Why the journey is going to be complex
Although there are endless opportunities, the development and implementation of conversational AI is going to be a complex journey. There are multiple challenges that banks need to overcome. One of the primary challenges is knowledge engineering and authoring. The knowledge required to train AI bots resides in a variety of forms, such as repositories, standard operating procedure documents, and the minds of people handling these processes. It is therefore critical to create a mechanism that can not only capture this knowledge from these sources quickly, but also is able to continuously refresh the knowledge base on a regular basis. Hence, it is important that banks understand that developing and implementing bots is not just a job for techies, but should also include the correct amount of involvement from domain specialists. Process owners should be able to update the knowledge base directly and quickly to overcome this challenge. In addition, banking is a highly regulated industry. When bots perform financial transactions and provide financial advice to customers, it is critical to maintain an audit trail of each interaction. Banks must have a mechanism to trace and pinpoint the knowledge source used by the bot to facilitate any transaction or interaction.

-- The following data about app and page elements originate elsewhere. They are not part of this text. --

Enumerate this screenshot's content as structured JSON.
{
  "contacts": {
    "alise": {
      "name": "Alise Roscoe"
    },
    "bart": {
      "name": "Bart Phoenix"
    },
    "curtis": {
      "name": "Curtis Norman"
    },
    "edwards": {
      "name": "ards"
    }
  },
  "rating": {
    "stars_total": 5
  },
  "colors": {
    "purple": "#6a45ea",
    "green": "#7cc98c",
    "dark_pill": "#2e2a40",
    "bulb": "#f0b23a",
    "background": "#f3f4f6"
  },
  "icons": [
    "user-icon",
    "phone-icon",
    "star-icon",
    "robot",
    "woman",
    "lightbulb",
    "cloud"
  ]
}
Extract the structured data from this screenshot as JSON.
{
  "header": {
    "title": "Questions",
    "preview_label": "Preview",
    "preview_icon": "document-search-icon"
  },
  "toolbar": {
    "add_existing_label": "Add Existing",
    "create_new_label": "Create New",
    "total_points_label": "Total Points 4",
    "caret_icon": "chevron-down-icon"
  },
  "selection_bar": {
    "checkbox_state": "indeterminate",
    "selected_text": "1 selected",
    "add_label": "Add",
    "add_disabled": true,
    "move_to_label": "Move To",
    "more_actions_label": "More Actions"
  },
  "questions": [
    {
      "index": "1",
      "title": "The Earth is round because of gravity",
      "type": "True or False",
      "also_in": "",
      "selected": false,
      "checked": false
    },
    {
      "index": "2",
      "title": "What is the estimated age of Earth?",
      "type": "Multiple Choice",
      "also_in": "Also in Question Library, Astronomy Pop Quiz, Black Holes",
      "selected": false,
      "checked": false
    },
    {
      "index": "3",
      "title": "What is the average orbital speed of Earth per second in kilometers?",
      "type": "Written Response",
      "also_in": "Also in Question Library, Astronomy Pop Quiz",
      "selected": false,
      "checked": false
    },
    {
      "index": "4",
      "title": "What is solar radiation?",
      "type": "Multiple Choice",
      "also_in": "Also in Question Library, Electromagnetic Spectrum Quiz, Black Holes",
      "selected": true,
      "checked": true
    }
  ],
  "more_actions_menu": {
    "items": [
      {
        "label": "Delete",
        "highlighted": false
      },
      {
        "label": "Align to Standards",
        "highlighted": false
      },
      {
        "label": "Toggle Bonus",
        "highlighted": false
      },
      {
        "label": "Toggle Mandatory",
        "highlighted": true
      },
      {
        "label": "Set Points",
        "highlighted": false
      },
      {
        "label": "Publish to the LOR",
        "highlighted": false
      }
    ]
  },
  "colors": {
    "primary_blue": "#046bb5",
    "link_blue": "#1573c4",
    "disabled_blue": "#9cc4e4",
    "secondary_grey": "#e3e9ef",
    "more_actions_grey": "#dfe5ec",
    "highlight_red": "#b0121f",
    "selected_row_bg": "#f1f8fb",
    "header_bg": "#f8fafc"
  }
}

What the industry needs to do
Even with advances in smart phone technology, today’s bank customers may soon find tapping on a screen as frustrating as dialing a phone number on an old rotary phone is for the current generation. The time is now for banks to accelerate the development and testing of voice interfaces. The technology is there and the industry has already seen some success. However, stronger use cases and value-added capabilities need to emerge in the industry. Banks don’t need to solve every challenge on day one, but rather should begin with simple and non-actionable queries and then start looking at applications beyond basic interactions.
To achieve this, banks and technology companies will need to collaborate and experiment together. Banks cannot afford to develop such solutions on their own, as they lack the necessary expertise and budgets. Technology companies do not have real-time customer data and access to end users. By partnering together, both industries can create multiple use cases, as well as more easily build proof of concepts and prototypes backed by customer journey design and experience analytics, which can speed the development of new products and services. JP Morgan recently entered into a partnership with Amazon to develop a new skill for Alexa that will allow the institutional clients of investment banks to access the firm’s analyst reports and stock information using the voice assistant. This type of repeatable model will spur more innovation and drive the use of new conversational AI solutions for the benefits of both the banking industry and its customers.